If the long first section is a slow burn, combining a sophisticated minimalism with powerful blocks of sound, the second movement is all riotous fire and energy. “Breaker Boys” mixes children’s rhymes with the words of a worker whose job it was to separate impurities from the coal by hand as it passed by on a moving production belt. It was a cruel and dangerous practice, and Wolfe doesn’t shy from the horror, while depicting the essential recklessness of the boys thus employed. Clarinet licks, foot-stomping guitar, and a battery of percussion add to the wildness of a movement that feels both musically timeless and yet rooted in folk traditions.
“Speech” pulls us back to the reality of the pits. John L. Lewis’s words, especially as powerfully sung by the Choir and guitarist Stewart, build to a crescendo over march rhythms that carry dual echoes of protests and funerals.
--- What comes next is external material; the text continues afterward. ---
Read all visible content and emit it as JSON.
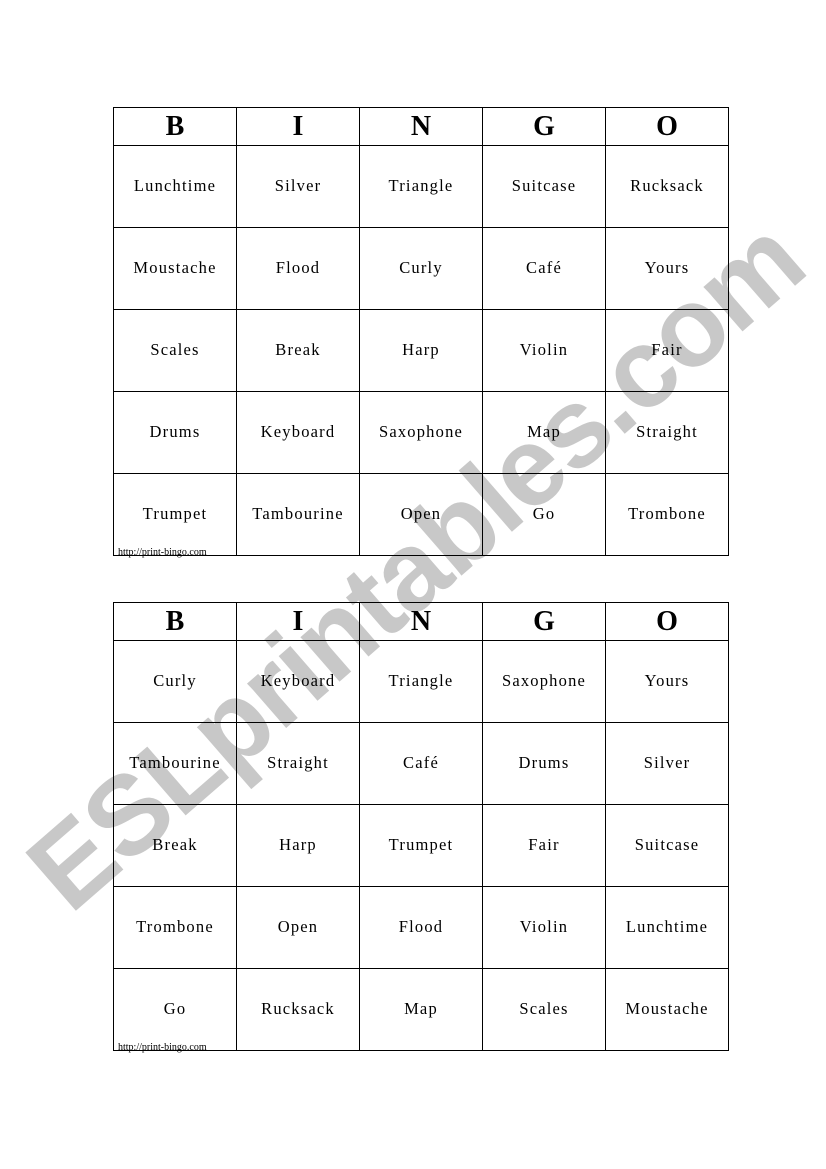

The relief of “Flowers,” a radiant litany of floral names representing the efforts of miners’ wives to bring some color into their dark lives (and sung by female voices), found Suggs projecting an array of flamboyant blooms while flooding the hall a brilliant magenta.
The modernist finale juxtaposes a catalogue of our daily tasks, for all of which we still rely on the electricity generated from coal, with a period advertising jingle about Phoebe Snow, whose “gown stays white from morn till night, on the road to Anthracite.” As the chorus sings blithely of the joys of smut-free travel, the faces of the young Americans whose lives were sacrificed to keep Phoebe’s apparel spotless made for chilling viewing and brought the work to its powerful conclusion.
Although there’s a perfectly good recording, the unique scenographic element and the raw energy of the performers made this a compelling concert experience, while both confirming Anthracite Fields as a modern classic and Wolfe as a one of America’s most important artists.